North student *John Williams said that in the past his school life and grades have been negatively affected by his depression.

“For a long time it pulled my grades down, I was a lot more tired. I felt the need to sleep more even though got plenty of sleep,” Williams said.

Both Smith and Williams find that depression makes school work and keeping good grades especially challenging.

While Smith as is aware of her mental health patterns and has been in therapy for depression and anxiety for years, she still finds that her depression takes a turn for the worst in the winter months.

Smith is not alone. Many people of all ages who struggle with depression find it worsens substantially in the winter months.

What some don’t realize is that they are struggling with SAD, or seasonal affective disorder. SAD is something most people don’t realize is real and serious.

But it’s real to the people who can barely pull themselves out of bed on dark winter mornings. It’s real to those who don’t understand why they have a deep desire to be alone around the holidays, when family and friends should be abundant.

Williams talks about how he is affected by winter and the holidays.

“Usually I go up a little bit around Christmas and then back down after,” Williams said.

This is common for people who struggle with depression.
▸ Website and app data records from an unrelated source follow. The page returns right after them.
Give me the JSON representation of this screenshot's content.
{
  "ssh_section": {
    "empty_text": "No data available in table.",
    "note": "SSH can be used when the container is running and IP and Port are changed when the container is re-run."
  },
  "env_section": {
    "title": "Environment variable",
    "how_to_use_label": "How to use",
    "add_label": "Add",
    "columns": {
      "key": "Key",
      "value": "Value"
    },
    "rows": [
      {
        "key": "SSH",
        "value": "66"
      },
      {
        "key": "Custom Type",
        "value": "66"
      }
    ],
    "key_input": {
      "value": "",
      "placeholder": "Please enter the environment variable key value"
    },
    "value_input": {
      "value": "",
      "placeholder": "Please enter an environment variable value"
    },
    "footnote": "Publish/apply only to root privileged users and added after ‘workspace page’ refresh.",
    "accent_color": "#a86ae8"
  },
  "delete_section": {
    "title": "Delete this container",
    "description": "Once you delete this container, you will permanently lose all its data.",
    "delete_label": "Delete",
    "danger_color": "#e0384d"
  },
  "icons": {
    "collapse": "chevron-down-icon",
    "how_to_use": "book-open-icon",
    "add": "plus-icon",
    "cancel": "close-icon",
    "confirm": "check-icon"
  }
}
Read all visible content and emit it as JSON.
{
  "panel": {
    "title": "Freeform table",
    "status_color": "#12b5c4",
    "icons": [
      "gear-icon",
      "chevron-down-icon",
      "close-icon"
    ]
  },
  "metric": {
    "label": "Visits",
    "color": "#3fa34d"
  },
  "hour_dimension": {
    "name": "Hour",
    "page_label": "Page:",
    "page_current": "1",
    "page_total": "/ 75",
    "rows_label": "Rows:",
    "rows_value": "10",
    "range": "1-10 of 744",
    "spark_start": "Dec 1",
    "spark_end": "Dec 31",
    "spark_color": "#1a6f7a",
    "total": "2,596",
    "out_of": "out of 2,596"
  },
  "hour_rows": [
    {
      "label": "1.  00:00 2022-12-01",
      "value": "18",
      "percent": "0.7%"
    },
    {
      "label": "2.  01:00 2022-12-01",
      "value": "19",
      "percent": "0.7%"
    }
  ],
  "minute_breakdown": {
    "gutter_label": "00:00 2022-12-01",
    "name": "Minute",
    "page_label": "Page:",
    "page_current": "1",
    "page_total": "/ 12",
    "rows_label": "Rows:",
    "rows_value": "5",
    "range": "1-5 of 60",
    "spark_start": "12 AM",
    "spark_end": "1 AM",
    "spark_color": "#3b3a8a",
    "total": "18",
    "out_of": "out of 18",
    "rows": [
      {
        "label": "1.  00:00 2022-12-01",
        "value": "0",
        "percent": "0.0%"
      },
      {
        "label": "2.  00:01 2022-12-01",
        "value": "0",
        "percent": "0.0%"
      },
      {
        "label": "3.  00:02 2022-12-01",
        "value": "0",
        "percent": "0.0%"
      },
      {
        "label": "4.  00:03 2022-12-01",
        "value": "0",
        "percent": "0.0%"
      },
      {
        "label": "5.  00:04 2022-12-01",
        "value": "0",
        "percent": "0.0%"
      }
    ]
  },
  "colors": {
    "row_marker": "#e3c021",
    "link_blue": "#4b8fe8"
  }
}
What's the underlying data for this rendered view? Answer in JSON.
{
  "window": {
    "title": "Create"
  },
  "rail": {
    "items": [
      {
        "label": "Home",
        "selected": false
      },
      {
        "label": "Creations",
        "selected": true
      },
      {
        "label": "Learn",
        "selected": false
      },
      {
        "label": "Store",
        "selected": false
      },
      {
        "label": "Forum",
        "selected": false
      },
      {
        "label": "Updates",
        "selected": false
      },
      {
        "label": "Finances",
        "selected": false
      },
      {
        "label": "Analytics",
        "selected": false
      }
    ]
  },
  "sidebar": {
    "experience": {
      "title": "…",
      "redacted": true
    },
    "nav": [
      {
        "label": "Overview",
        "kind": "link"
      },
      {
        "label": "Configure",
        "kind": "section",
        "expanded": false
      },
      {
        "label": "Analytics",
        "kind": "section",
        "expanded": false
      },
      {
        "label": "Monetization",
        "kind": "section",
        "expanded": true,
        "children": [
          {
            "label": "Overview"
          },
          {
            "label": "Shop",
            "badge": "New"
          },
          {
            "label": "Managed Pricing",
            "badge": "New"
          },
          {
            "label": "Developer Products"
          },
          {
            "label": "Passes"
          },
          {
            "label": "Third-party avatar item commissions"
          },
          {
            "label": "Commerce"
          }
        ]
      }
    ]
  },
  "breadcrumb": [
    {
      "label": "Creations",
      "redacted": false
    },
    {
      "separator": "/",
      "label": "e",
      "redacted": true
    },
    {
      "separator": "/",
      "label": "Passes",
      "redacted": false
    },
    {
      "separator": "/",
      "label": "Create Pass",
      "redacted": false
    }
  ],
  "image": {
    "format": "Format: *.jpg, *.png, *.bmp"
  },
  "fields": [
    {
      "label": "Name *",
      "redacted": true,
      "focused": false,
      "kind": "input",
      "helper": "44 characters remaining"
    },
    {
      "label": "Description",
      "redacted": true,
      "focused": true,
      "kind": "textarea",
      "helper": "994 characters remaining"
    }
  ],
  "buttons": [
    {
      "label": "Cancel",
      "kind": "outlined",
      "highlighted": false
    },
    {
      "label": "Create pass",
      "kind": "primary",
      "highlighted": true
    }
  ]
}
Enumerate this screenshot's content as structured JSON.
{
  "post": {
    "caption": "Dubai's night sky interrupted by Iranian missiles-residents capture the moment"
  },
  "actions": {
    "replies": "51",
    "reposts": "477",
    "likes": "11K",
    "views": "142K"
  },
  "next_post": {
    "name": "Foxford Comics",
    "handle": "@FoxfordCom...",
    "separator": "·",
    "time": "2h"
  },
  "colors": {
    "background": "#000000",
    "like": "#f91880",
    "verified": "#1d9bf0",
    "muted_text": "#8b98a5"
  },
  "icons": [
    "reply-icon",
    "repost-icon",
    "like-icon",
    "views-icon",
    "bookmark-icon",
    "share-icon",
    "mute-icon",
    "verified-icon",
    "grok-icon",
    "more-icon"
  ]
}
Either the holidays are a high point surrounded by the dark melancholy months that surround it, or the holidays are a time of loneliness and sadness.

“I just don’t get excited or get all, ‘yay, it’s Christmas,’” Smith said. “I just feel numb.”

Smith, Williams, and many other students struggle to make it during the winter months.

“It ruined my life,” Williams said. “But therapy and medication really saved me.”

Getting help is the first and most important step in battling depression. When asked to give other students struggling with depression advice, both Williams and Smith said the most important thing is to seek professional help and to make sure you’re not going through it alone.

“Go to therapy and get medical attention,” Smith said. “Seek help because I didn’t. Seek help even though it seems scary.”